Whitney and my mother are inexorably linked within my memory. They did not know each other. Or maybe they did in the way black women know each other quite well–a sort of underground communication through wormholes connecting history to history, time to time, separate lives lived with separate outcomes, separate burdens, but the familiarity of those burdens, those choices, those lives bridge the gap between two people: a pop star and a nurse.

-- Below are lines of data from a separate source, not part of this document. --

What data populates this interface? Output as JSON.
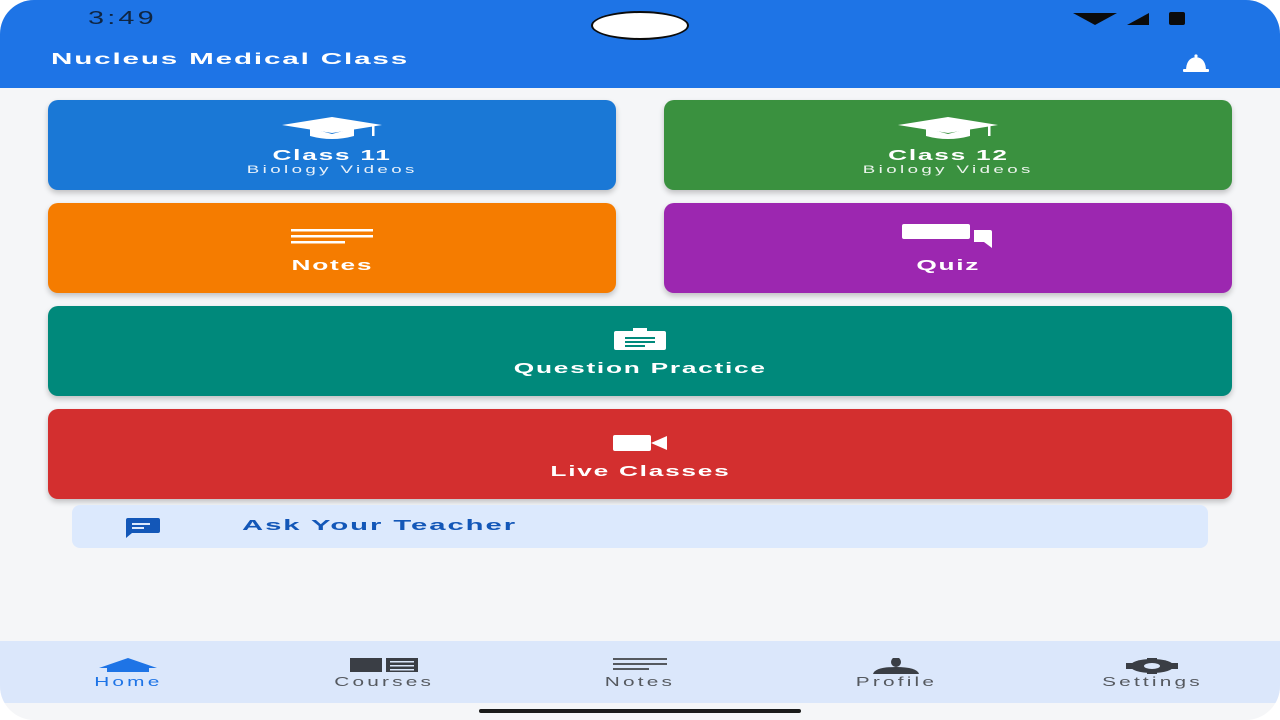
{
  "status_bar": {
    "time": "3:49"
  },
  "app_bar": {
    "title": "Nucleus Medical Class"
  },
  "tiles": {
    "class11": {
      "title": "Class 11",
      "subtitle": "Biology Videos",
      "icon": "graduation-cap-icon"
    },
    "class12": {
      "title": "Class 12",
      "subtitle": "Biology Videos",
      "icon": "graduation-cap-icon"
    },
    "notes": {
      "title": "Notes",
      "icon": "notes-lines-icon"
    },
    "quiz": {
      "title": "Quiz",
      "icon": "chat-bubbles-icon"
    },
    "question_practice": {
      "title": "Question Practice",
      "icon": "clipboard-icon"
    },
    "live_classes": {
      "title": "Live Classes",
      "icon": "video-camera-icon"
    }
  },
  "ask_teacher": {
    "label": "Ask Your Teacher",
    "icon": "message-icon"
  },
  "bottom_nav": [
    {
      "label": "Home",
      "icon": "home-icon",
      "active": true
    },
    {
      "label": "Courses",
      "icon": "book-icon",
      "active": false
    },
    {
      "label": "Notes",
      "icon": "notes-icon",
      "active": false
    },
    {
      "label": "Profile",
      "icon": "person-icon",
      "active": false
    },
    {
      "label": "Settings",
      "icon": "gear-icon",
      "active": false
    }
  ],
  "colors": {
    "app_bar": "#1e74e6",
    "class11": "#1a78d6",
    "class12": "#3a913f",
    "notes": "#f57c00",
    "quiz": "#9c27b0",
    "question_practice": "#00897b",
    "live_classes": "#d32f2f",
    "ask_bg": "#dce9fd",
    "ask_text": "#1357b8",
    "nav_bg": "#dbe7fb",
    "nav_active": "#1e74e6"
  }
}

Or perhaps music was the bridge. My mother loved Whitney: her voice, her flawless smile, her shoulder-shrugs in lieu of dance steps. I, on the other hand, was not a fan of Whitney; in the late 80s, hip-hop clutched my older brothers’ collective attention by the throat, and I watched them squirm, wondering what kind of music could make them spin on their backs or wear unlaced Adidas or argue for hours–hours–over who should claim the “best rapper” title. Whitney was a singer, and I desired the rhymes my brothers coveted, so I dismissed her as someone my mother loved; I pegged Whitney “uncool,” a label assigned due to her proximity to my mother, the most “uncool” woman I knew–know.